Task
If a line in the entries includes "JSON", show that line.

Material provided
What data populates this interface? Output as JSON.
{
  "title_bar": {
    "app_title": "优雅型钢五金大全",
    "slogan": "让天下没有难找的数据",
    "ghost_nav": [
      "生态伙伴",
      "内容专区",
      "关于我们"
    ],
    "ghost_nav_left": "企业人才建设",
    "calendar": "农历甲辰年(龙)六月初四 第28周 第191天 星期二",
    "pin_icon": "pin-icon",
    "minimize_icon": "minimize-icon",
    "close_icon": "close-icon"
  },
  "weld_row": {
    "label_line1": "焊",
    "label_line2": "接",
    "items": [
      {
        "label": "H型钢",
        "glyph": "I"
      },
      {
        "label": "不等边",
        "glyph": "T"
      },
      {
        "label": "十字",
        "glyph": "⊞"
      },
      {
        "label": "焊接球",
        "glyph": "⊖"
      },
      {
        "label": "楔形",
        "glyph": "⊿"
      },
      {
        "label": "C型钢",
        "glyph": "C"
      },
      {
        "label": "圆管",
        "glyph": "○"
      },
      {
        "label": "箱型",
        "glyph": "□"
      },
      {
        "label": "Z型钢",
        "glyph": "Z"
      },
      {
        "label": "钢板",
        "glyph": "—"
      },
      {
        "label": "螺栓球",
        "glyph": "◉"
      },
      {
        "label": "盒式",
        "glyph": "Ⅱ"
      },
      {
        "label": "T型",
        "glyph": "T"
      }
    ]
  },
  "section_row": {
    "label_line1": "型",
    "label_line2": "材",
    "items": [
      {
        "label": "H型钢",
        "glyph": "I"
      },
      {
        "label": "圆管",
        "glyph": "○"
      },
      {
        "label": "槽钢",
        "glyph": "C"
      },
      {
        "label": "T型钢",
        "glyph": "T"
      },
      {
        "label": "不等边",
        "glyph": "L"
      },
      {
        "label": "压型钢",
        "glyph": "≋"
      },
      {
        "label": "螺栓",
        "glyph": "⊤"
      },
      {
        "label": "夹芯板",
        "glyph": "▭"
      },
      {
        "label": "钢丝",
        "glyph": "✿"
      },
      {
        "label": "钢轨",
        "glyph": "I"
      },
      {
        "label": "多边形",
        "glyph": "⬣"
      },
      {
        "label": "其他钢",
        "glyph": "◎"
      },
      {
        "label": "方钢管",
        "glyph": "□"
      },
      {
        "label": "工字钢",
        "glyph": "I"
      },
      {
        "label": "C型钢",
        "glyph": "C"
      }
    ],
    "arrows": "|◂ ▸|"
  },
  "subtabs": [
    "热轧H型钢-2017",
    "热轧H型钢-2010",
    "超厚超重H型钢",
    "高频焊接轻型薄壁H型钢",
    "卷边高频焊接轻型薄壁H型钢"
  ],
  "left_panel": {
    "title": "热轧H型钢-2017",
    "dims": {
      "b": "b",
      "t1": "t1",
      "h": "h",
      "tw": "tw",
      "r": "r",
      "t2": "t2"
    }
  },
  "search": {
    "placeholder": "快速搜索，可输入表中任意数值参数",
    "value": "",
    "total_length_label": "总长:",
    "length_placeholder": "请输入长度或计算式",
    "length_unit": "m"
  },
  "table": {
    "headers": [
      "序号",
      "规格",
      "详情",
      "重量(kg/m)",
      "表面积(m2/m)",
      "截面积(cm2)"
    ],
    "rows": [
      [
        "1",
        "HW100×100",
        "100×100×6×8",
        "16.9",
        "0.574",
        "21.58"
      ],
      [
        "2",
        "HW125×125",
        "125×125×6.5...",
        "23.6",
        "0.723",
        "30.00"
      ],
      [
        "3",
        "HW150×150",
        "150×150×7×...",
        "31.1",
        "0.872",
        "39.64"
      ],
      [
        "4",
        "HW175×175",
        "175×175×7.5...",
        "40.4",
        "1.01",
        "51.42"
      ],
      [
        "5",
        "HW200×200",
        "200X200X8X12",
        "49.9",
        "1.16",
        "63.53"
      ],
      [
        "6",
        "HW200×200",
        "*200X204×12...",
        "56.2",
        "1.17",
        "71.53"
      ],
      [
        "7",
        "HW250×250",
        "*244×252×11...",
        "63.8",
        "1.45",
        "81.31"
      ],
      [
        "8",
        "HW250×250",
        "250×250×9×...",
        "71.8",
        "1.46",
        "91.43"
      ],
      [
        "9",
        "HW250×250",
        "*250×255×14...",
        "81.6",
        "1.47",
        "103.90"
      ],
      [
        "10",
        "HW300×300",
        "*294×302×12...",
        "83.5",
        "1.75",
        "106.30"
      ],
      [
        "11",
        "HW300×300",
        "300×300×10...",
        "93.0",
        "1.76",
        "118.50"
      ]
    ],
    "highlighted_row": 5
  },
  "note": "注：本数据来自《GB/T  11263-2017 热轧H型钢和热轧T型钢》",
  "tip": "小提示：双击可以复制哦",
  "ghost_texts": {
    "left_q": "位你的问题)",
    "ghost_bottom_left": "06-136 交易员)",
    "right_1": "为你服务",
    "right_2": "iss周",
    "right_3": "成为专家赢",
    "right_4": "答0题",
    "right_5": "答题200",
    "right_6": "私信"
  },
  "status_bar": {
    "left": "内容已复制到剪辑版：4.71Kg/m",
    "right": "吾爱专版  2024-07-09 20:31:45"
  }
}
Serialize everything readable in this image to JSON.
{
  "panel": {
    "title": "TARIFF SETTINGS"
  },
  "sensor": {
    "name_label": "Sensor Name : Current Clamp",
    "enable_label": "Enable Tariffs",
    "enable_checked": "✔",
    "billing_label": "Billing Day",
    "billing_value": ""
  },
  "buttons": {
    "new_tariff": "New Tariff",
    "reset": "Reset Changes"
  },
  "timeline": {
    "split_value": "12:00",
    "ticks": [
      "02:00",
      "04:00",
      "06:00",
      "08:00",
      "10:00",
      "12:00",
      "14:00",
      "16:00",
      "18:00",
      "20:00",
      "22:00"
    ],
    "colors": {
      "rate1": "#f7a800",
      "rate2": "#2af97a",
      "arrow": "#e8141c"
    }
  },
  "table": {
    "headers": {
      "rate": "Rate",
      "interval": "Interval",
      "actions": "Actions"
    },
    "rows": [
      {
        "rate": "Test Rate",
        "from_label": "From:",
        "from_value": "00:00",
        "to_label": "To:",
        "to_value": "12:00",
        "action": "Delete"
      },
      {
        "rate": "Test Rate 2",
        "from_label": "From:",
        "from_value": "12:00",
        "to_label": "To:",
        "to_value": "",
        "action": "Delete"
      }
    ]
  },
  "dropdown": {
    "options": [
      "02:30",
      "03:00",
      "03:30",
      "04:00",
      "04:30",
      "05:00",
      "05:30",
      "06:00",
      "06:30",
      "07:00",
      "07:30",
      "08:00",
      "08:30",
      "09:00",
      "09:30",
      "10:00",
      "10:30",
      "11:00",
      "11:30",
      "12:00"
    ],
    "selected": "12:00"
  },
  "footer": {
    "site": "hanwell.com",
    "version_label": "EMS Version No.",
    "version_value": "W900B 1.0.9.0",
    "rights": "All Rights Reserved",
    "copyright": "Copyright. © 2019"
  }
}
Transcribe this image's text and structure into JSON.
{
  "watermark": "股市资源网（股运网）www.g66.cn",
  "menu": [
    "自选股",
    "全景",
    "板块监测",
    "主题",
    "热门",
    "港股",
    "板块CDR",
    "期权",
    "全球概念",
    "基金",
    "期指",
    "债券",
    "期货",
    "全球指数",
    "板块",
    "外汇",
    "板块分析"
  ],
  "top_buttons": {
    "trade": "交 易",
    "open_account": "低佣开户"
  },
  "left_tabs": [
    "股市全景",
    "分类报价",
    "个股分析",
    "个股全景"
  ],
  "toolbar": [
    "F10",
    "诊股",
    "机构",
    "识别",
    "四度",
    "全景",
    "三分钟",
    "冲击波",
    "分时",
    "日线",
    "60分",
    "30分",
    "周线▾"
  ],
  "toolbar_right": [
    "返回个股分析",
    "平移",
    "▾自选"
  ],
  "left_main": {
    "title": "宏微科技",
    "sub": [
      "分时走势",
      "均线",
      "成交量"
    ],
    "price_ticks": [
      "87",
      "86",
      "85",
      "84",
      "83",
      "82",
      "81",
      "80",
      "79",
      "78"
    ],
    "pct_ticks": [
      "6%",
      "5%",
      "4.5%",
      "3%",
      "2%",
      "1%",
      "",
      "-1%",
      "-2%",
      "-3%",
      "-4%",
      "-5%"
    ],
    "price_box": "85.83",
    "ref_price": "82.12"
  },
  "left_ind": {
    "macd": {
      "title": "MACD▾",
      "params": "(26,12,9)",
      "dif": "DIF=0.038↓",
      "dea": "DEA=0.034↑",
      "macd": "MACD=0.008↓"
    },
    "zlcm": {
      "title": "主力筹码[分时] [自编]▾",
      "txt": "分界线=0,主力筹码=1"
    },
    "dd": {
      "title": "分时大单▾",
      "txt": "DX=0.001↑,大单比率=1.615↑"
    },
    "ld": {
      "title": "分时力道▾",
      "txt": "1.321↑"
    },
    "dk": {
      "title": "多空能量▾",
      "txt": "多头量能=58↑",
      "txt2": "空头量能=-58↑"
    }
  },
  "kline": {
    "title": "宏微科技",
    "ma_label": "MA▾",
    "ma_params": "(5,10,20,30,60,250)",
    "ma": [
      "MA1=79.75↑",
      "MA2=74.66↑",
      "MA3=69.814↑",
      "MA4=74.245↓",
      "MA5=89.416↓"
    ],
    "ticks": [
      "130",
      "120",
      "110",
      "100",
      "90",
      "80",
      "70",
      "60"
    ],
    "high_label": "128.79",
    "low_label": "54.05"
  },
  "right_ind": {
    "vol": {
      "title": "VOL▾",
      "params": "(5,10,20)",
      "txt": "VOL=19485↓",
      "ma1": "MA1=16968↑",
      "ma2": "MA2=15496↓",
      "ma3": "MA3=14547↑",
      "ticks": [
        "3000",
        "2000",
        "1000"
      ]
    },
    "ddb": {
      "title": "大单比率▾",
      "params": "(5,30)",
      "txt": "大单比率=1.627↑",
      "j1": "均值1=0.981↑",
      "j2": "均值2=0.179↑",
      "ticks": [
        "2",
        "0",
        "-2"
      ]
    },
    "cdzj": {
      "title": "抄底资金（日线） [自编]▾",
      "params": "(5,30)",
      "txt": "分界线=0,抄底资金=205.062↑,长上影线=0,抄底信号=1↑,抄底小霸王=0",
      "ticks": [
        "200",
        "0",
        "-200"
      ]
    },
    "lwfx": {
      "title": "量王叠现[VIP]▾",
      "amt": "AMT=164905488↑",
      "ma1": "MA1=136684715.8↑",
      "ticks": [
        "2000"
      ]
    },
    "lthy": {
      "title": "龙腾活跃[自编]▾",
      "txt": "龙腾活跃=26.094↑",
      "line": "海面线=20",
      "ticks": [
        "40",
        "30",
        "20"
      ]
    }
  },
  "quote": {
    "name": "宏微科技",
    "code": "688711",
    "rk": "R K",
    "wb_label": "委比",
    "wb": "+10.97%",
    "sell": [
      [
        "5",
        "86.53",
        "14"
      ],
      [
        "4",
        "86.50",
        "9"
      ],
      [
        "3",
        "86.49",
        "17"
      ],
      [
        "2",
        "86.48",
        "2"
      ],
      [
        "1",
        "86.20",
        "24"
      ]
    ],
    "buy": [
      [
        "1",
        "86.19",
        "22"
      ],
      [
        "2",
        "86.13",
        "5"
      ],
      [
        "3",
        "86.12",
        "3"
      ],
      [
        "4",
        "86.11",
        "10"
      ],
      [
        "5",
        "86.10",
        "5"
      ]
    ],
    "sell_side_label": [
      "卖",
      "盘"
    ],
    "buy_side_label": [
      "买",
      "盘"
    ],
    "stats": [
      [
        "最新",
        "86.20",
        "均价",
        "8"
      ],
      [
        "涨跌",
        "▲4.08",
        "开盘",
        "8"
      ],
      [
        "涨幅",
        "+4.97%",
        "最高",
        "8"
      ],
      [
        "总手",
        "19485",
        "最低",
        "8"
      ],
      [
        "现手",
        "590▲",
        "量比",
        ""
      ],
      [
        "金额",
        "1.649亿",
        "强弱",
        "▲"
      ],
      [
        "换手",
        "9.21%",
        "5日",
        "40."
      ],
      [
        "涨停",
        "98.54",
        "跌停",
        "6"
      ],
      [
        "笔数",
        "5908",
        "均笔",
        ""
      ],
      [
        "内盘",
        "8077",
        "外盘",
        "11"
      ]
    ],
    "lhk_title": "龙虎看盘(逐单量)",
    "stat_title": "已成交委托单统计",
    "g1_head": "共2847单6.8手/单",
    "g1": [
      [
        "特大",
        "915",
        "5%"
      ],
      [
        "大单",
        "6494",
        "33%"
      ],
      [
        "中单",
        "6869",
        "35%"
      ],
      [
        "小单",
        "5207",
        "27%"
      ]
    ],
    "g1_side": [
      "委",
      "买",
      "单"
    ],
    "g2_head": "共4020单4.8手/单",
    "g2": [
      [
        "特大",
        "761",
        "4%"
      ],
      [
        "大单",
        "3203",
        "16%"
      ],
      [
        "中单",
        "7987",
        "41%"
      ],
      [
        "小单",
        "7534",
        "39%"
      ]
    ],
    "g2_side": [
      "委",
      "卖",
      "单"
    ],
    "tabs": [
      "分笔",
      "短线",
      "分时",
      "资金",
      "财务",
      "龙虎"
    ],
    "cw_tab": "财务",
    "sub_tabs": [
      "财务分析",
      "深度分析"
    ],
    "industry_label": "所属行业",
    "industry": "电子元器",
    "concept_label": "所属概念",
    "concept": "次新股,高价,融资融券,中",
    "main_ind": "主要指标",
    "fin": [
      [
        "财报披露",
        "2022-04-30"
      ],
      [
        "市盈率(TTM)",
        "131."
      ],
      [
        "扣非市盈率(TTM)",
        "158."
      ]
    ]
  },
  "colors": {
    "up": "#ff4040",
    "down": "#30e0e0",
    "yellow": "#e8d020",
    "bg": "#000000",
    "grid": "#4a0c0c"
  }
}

Finished task
What data populates this interface? Output as JSON.
Serialize everything readable in this image to JSON.
Transcribe this image's text and structure into JSON.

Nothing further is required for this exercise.